# What to work on:
Check each line of the entries below for the string "this"; copy every line where it appears.

(Data records for software interfaces)
*** Begin section ***

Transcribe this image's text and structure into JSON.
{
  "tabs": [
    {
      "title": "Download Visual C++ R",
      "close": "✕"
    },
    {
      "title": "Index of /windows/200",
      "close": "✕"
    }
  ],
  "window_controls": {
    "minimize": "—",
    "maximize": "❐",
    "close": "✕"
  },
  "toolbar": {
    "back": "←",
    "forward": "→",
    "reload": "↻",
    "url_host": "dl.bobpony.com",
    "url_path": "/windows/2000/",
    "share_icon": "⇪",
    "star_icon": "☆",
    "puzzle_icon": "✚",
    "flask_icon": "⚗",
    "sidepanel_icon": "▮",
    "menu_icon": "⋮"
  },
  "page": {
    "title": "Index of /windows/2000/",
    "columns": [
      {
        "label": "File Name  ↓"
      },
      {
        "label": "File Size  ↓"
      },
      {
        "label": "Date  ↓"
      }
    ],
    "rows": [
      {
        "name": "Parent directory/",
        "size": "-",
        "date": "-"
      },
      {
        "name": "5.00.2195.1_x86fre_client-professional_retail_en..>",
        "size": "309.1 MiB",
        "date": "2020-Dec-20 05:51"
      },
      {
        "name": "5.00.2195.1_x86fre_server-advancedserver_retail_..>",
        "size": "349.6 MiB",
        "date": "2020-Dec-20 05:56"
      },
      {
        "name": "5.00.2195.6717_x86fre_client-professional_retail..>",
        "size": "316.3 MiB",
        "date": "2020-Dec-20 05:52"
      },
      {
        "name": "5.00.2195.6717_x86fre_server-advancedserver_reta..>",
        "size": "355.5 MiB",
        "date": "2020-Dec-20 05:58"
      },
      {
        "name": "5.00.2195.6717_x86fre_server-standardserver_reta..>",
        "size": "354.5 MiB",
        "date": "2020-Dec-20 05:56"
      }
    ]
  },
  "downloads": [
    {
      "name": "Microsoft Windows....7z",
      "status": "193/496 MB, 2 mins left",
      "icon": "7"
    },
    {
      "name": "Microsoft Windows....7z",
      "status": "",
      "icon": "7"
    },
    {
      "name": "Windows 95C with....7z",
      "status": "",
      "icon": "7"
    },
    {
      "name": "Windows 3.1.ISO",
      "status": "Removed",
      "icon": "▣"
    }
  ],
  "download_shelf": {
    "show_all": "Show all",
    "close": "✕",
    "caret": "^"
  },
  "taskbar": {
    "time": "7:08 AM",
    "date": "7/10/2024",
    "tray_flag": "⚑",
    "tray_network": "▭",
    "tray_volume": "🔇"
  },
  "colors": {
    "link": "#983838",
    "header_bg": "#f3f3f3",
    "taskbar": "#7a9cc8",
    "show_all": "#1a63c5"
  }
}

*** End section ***
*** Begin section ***

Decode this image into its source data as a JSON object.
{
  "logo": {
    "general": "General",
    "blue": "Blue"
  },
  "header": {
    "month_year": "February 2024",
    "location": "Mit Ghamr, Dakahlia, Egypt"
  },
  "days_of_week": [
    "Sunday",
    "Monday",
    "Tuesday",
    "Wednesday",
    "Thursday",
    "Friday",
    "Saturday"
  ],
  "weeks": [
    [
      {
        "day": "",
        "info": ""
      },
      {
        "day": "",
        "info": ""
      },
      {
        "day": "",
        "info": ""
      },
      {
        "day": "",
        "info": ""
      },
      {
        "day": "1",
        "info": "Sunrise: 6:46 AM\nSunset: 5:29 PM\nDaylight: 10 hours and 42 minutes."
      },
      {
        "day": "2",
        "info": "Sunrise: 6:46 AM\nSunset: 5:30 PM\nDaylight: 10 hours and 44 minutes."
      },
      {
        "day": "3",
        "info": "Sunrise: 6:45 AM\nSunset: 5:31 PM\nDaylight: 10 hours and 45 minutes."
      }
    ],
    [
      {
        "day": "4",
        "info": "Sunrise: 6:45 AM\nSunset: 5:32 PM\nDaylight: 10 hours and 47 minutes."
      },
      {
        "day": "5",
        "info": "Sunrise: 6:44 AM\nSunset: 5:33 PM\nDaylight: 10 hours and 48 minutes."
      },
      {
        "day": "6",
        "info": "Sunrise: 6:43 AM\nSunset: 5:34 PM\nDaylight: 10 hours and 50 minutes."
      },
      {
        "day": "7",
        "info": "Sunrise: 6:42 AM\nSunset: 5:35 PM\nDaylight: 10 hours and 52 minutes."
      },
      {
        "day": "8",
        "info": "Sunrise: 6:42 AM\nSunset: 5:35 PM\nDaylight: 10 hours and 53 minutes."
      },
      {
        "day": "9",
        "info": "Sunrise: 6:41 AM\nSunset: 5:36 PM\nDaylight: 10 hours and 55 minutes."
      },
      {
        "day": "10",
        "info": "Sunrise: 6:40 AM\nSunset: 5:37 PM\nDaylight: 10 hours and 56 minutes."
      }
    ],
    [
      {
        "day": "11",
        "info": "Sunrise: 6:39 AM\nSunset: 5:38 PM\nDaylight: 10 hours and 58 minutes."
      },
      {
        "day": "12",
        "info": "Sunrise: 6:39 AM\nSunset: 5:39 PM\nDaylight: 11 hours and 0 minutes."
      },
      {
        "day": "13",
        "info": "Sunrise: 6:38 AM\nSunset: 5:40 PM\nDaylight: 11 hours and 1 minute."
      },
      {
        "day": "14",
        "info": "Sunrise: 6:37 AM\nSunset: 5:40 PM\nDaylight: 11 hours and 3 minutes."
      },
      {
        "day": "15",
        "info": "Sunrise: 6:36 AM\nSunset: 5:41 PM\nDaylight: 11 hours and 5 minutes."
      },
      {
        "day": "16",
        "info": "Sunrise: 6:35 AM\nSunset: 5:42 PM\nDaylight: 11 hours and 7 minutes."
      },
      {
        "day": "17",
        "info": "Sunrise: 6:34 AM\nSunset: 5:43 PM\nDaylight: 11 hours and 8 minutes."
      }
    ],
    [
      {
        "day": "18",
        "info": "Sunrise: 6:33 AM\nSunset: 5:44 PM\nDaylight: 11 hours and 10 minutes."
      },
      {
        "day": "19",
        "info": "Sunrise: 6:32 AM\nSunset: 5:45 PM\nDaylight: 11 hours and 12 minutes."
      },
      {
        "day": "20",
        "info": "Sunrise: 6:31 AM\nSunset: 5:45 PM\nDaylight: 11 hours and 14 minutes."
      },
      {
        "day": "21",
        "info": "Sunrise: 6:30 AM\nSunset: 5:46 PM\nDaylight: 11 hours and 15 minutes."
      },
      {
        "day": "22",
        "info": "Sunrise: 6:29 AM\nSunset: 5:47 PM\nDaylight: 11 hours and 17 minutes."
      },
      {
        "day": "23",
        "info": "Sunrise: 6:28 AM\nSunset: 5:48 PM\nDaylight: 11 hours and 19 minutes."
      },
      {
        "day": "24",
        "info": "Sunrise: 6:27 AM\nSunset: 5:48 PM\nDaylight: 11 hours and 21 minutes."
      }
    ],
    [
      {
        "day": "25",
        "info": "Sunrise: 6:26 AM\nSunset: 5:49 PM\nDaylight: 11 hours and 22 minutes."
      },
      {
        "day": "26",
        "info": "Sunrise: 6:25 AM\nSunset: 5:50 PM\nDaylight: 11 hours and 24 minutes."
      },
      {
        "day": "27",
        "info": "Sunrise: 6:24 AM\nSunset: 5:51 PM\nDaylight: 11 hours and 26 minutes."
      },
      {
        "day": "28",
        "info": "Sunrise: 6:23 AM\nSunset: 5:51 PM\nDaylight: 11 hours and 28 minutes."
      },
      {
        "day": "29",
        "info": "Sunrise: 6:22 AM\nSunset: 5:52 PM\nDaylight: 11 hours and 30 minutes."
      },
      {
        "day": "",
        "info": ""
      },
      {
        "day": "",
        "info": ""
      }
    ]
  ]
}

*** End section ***

# Completed task:
Transcribe this image's text and structure into JSON.
Decode this image into its source data as a JSON object.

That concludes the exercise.